3) Closing costs may be covered – The FHA allows home sellers, builders, and lenders to pay some of the borrower’s closing costs, such as appraisal, credit report, or title expenses. Lenders may charge a higher interest rate on the loan if they agree to pay closing costs.
4) Lenders must be FHA-approved. Because the FHA is not a lender, but rather an insurance fund, borrowers need to get their loan through an FHA-approved lender. Not all FHA-approved lenders offers the same interest rate and costs – even on the same FHA loan. Borrowers should shop around for their lender.
5) Mortgage insurance is a must – Two mortgage insurance premiums are required on all FHA loans. The upfront premium is 2.25 percent of the loan amount, and the annual premium is 0.55 percent of the loan amount. The upfront premium can be financed as part of the loan amount. The annual premium is wrapped into each months mortgage payment.
6) Extra cash is available for repairs – The FHA has a special loan product for borrowers who need extra cash to make repairs to their homes. This 203(k) loan is based on the projected value of the home after the repairs are completed instead of the appraised value at time of sale. Up to $35,000 is available to borrowers to finance non-structural repairs.
7) Financial hardship relief is allowed – FHA insurance isn’t intended to be an easy out for borrowers who feel unhappy about their mortgage payments.
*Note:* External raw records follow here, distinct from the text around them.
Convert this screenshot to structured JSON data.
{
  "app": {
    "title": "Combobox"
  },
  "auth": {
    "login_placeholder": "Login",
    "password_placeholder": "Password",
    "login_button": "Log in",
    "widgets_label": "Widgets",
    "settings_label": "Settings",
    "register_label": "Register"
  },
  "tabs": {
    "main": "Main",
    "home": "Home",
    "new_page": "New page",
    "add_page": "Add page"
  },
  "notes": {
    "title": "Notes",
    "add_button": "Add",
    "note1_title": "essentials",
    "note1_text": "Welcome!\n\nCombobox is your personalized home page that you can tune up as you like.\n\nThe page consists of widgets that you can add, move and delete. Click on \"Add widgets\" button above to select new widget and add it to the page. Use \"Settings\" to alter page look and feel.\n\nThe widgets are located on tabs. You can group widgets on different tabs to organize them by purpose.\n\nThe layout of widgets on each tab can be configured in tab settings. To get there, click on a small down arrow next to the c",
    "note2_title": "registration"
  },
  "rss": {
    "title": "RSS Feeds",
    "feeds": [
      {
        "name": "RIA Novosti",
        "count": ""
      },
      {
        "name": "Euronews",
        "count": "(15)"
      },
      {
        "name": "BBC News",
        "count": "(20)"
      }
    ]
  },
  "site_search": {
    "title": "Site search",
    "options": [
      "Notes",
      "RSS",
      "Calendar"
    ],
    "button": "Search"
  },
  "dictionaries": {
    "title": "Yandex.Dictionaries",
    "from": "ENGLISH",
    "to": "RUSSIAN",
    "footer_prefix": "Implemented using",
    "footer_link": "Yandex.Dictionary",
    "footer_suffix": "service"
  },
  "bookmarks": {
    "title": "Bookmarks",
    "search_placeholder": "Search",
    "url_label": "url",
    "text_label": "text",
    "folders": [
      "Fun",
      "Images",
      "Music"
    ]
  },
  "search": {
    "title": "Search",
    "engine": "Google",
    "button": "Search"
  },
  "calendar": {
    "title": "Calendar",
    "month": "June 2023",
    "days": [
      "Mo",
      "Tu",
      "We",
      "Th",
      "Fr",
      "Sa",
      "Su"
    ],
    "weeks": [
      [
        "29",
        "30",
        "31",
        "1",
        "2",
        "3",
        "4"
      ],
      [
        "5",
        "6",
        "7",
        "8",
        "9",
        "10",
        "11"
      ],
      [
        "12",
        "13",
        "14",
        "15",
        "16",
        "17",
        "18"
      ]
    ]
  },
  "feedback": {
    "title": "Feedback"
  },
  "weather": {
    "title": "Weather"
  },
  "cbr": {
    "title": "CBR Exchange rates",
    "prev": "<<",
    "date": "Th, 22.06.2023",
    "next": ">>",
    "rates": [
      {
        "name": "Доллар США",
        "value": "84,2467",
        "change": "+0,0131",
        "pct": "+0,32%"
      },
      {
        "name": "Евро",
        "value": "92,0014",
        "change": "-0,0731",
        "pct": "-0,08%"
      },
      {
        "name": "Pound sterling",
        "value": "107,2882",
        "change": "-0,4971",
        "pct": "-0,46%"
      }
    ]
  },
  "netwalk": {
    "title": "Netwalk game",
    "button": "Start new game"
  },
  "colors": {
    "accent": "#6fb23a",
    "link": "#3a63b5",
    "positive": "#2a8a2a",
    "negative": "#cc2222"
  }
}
Loan servicers can offer some relief to borrowers who have an FHA-insured loan and have suffered a serious financial hardship and are struggling to make their payments.